[Start of section]

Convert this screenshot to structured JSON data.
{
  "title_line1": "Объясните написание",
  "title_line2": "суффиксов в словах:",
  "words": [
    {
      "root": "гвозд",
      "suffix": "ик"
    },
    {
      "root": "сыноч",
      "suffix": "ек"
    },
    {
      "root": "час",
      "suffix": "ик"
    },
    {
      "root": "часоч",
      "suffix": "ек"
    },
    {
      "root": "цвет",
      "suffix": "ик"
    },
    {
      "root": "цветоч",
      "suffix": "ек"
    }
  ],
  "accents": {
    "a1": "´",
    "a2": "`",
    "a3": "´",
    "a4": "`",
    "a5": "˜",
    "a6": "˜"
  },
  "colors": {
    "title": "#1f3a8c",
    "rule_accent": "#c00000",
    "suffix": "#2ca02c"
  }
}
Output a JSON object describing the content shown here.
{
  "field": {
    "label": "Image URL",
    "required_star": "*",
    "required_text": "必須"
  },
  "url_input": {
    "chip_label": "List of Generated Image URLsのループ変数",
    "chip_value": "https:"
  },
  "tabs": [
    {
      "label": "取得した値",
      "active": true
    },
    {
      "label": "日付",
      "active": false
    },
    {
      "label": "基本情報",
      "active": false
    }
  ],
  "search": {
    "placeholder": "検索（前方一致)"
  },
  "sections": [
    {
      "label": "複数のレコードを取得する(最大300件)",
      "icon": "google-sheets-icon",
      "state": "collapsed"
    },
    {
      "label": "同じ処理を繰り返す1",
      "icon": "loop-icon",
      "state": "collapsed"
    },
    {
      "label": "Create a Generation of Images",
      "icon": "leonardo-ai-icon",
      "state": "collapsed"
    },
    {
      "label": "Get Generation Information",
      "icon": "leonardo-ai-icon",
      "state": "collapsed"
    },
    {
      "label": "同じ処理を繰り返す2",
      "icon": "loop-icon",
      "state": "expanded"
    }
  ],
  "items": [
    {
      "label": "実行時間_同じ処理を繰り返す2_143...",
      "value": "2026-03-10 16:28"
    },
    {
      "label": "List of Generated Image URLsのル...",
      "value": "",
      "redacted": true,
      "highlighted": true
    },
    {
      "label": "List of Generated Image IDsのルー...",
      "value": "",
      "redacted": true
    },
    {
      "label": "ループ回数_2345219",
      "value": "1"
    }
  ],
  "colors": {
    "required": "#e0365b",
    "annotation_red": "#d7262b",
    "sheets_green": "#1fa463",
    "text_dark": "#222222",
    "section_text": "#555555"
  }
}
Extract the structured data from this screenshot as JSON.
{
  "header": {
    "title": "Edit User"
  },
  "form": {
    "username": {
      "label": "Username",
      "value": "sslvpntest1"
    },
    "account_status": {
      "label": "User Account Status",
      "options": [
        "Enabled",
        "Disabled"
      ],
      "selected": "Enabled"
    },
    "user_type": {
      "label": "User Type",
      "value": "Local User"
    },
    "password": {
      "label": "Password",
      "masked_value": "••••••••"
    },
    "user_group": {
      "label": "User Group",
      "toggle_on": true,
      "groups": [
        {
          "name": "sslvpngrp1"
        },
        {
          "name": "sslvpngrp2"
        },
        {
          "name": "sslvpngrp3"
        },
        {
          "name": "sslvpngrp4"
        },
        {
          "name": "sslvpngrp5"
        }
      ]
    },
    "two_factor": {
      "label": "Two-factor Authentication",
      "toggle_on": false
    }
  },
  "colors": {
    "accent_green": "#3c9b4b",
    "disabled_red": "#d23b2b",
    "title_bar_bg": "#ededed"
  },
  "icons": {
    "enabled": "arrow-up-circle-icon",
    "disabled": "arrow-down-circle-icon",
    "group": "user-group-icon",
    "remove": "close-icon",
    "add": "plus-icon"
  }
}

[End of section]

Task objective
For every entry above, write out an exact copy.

Answer below
Convert this screenshot to structured JSON data.
{
  "title_line1": "Объясните написание",
  "title_line2": "суффиксов в словах:",
  "words": [
    {
      "root": "гвозд",
      "suffix": "ик"
    },
    {
      "root": "сыноч",
      "suffix": "ек"
    },
    {
      "root": "час",
      "suffix": "ик"
    },
    {
      "root": "часоч",
      "suffix": "ек"
    },
    {
      "root": "цвет",
      "suffix": "ик"
    },
    {
      "root": "цветоч",
      "suffix": "ек"
    }
  ],
  "accents": {
    "a1": "´",
    "a2": "`",
    "a3": "´",
    "a4": "`",
    "a5": "˜",
    "a6": "˜"
  },
  "colors": {
    "title": "#1f3a8c",
    "rule_accent": "#c00000",
    "suffix": "#2ca02c"
  }
}
Output a JSON object describing the content shown here.
{
  "field": {
    "label": "Image URL",
    "required_star": "*",
    "required_text": "必須"
  },
  "url_input": {
    "chip_label": "List of Generated Image URLsのループ変数",
    "chip_value": "https:"
  },
  "tabs": [
    {
      "label": "取得した値",
      "active": true
    },
    {
      "label": "日付",
      "active": false
    },
    {
      "label": "基本情報",
      "active": false
    }
  ],
  "search": {
    "placeholder": "検索（前方一致)"
  },
  "sections": [
    {
      "label": "複数のレコードを取得する(最大300件)",
      "icon": "google-sheets-icon",
      "state": "collapsed"
    },
    {
      "label": "同じ処理を繰り返す1",
      "icon": "loop-icon",
      "state": "collapsed"
    },
    {
      "label": "Create a Generation of Images",
      "icon": "leonardo-ai-icon",
      "state": "collapsed"
    },
    {
      "label": "Get Generation Information",
      "icon": "leonardo-ai-icon",
      "state": "collapsed"
    },
    {
      "label": "同じ処理を繰り返す2",
      "icon": "loop-icon",
      "state": "expanded"
    }
  ],
  "items": [
    {
      "label": "実行時間_同じ処理を繰り返す2_143...",
      "value": "2026-03-10 16:28"
    },
    {
      "label": "List of Generated Image URLsのル...",
      "value": "",
      "redacted": true,
      "highlighted": true
    },
    {
      "label": "List of Generated Image IDsのルー...",
      "value": "",
      "redacted": true
    },
    {
      "label": "ループ回数_2345219",
      "value": "1"
    }
  ],
  "colors": {
    "required": "#e0365b",
    "annotation_red": "#d7262b",
    "sheets_green": "#1fa463",
    "text_dark": "#222222",
    "section_text": "#555555"
  }
}
Extract the structured data from this screenshot as JSON.
{
  "header": {
    "title": "Edit User"
  },
  "form": {
    "username": {
      "label": "Username",
      "value": "sslvpntest1"
    },
    "account_status": {
      "label": "User Account Status",
      "options": [
        "Enabled",
        "Disabled"
      ],
      "selected": "Enabled"
    },
    "user_type": {
      "label": "User Type",
      "value": "Local User"
    },
    "password": {
      "label": "Password",
      "masked_value": "••••••••"
    },
    "user_group": {
      "label": "User Group",
      "toggle_on": true,
      "groups": [
        {
          "name": "sslvpngrp1"
        },
        {
          "name": "sslvpngrp2"
        },
        {
          "name": "sslvpngrp3"
        },
        {
          "name": "sslvpngrp4"
        },
        {
          "name": "sslvpngrp5"
        }
      ]
    },
    "two_factor": {
      "label": "Two-factor Authentication",
      "toggle_on": false
    }
  },
  "colors": {
    "accent_green": "#3c9b4b",
    "disabled_red": "#d23b2b",
    "title_bar_bg": "#ededed"
  },
  "icons": {
    "enabled": "arrow-up-circle-icon",
    "disabled": "arrow-down-circle-icon",
    "group": "user-group-icon",
    "remove": "close-icon",
    "add": "plus-icon"
  }
}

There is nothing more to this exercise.